Dataset rows for apps and sites
######

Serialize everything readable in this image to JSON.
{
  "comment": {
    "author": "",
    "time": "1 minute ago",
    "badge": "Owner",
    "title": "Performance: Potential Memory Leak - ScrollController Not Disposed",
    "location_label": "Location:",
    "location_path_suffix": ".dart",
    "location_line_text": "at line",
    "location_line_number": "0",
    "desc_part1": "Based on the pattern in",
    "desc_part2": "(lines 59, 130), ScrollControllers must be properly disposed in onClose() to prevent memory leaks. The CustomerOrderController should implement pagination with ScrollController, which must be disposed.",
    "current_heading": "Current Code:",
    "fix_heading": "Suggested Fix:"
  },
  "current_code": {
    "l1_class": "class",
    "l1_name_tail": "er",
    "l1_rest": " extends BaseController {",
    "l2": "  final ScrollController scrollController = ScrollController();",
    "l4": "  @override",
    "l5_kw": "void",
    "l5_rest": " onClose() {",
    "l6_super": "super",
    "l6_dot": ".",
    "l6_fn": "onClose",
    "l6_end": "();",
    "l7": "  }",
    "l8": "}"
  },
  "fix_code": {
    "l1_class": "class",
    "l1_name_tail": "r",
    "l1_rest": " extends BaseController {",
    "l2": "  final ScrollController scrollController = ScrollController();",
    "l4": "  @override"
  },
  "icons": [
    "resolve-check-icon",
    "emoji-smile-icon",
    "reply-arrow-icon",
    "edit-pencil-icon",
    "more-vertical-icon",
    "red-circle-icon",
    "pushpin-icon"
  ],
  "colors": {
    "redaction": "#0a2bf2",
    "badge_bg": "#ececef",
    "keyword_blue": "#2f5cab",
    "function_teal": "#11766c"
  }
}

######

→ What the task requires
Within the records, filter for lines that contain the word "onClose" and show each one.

→ Solution to this task
    "desc_part2": "(lines 59, 130), ScrollControllers must be properly disposed in onClose() to prevent memory leaks. The CustomerOrderController should implement pagination with ScrollController, which must be disposed.",
    "l5_rest": " onClose() {",
    "l6_fn": "onClose",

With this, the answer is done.